MWEA-TEBERE IRRIGATION SCHEME

  • It’s the largest irrigation scheme in East Africa.
  • Water is got from River Thiba, River Nyamindi and River Tana.




Aims of the scheme

  • To provide employment to the political detainees.
  • To resettle the land less people.
  • To produce rice and other food crops on large scale.
  • To develop the area of North East Kenya.

Conditions that have favored the location of the Mwea-Tebere project

  • Availability of permanent water sources e.g. River Nyamindi, Thiba and Tana to provide water for irrigation.
  • The gently sloping landscape i.e. the piedmont plain on the lower slopes of mountain Kenya allowing irrigation by gravity flow.
  • The presence of fertile black volcanic soils for cotton and red clay soils which support rice growing.
  • Availability of extensive tracts of land which was sparsely populated hence providing free land for the project.




  • The area receives low and unreliable rainfall of 750mm per annum which favors irrigation.
  • Supportive government policy of setting up irrigation schemes to develop remote areas of Mwea-Tebere.
  • Availability of adequate capital for investment e.g. to purchase farm inputs and tools to be used for farming.
  • Availability of ready market both local and international for the farm produce.
  • Availability of well developed transport lines e.g. Nairobi-Nyeri railway line for delivering rice to markets.
  • Presence of landless people who were ready to be recruited and provide cheap labour to work on the scheme.




Benefits of Mwea–Tebere irrigation scheme

  • Source of food especially rice for human consumption.
  • Provided employment opportunities to the farmers hence improving their standards of living.
  • The project has helped to re-settle people who were formally landless.
  • The project has led to improvement in the infrastructure e.g. roads which has improved transport in the area.
  • Flooding of the rivers has been controlled hence improving the safety of lives of the people around.
  • It’s a source of government revenue through taxes used to develop infrastructures e.g. roads.
  • It has led to improvement in research hence resulting into high crop yielding varieties.

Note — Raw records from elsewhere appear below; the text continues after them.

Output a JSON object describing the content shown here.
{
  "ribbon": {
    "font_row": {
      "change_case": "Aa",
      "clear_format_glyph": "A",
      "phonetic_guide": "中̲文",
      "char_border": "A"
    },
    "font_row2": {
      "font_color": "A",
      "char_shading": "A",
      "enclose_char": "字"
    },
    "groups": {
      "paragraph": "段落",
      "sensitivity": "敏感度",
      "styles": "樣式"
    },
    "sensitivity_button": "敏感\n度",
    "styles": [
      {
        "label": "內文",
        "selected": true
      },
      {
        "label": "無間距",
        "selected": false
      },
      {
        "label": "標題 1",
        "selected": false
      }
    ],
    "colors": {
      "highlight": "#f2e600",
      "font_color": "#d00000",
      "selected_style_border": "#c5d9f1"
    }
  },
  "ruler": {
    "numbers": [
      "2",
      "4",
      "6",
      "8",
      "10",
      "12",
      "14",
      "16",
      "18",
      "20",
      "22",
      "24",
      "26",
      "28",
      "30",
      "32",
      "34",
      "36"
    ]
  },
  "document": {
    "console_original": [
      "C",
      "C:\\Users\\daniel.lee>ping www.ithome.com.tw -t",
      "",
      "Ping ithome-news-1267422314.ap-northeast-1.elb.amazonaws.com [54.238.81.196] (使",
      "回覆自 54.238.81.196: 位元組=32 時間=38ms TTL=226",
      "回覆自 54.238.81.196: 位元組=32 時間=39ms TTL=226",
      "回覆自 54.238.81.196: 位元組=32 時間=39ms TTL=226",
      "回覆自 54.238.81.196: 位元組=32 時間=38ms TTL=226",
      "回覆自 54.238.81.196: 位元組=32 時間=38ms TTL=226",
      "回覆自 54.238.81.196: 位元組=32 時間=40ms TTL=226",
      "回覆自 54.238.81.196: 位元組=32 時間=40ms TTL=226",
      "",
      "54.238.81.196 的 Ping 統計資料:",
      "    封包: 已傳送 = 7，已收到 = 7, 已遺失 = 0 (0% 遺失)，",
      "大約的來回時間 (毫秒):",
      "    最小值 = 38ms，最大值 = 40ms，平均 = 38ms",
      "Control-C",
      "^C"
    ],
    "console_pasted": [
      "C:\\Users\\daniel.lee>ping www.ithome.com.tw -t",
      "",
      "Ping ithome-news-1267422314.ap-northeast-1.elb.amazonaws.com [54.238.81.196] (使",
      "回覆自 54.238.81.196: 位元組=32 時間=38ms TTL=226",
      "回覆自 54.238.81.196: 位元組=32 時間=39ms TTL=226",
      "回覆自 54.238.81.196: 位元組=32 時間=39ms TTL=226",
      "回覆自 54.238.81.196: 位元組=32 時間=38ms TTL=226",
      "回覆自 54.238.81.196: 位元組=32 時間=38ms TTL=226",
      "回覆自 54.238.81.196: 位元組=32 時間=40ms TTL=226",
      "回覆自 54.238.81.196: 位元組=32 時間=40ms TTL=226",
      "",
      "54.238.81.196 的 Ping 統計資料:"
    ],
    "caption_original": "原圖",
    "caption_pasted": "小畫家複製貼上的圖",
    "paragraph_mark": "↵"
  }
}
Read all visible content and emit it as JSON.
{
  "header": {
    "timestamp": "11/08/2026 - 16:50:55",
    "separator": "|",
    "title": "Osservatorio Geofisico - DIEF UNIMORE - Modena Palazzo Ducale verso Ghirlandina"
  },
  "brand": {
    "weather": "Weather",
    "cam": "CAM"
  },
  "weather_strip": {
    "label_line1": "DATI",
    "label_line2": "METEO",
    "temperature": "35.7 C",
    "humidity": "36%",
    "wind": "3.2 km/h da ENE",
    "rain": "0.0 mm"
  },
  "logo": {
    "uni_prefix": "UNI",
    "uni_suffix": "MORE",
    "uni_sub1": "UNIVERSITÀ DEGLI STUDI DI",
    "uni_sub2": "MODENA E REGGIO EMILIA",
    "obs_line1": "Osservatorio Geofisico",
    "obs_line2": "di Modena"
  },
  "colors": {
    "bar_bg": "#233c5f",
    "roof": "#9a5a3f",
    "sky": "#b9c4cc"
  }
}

  • The project led to effective utilization of the land which could have remained idle hence reducing resource wastage.
  • It has led to development of processing industries which have led to urbanisation e.g. the rice mill at Mwea-Tebere.
  • Infrastructural development has led to urbanisation e.g. Thiba and Embu towns.
  • It has led to large scale output hence encouraging exports leading to acquisition of foreign exchange by government.

Problems faced by farmers on the scheme




  • Pests which destroy stored crops leading to losses e.g. rice weevils.
  • Diseases also destroy crops leading to low output e.g. rice blast and rice rust.
  • Price fluctuations due to over production which discourage the farmers from further production.
  • Weather changes which affect the output e.g. cool temperatures and heavy storms which destroy the crops.
  • Reduction in soil fertility due to monoculture leading to low output.
  • Weeds which compete with crops for soil nutrients leading to low quality output.




  • Limited capital for further investment which also leads to reduced output.
  • Soil salination due to high evaporation rates in the area leading to low output.
  • Inadequate labour force especially during the harvesting period which brings activities to a standstill.
  • Silting of canals which cause floods leading to destruction of farmlands.

Steps being taken to solve the problems

  • Spraying of crops by using pesticides to avoid pests and diseases.
  • Price control by government and production by quota system to avoid price fluctuation at the world market.
  • Research on better rice varieties to increase production and quality.
  • Applying fertilizers and manure to increase soil fertility and ensure high productivity.




  • Use of herbicides to control weeds and reduce competition for soil nutrients.
  • Weather studies are emphasized to reduce effects of weather destruction.
  • Diversification of agriculture to reduce over reliance on rice growing e.g. introduction of cotton and peas.
  • Encouraging mechanization to solve the problem of labour shortage especially during harvesting.
  • Acquiring loans from banks to provide large capital base for farm operations.




  • De-silting and dredging of canals to control floods and ensure proper flow of water.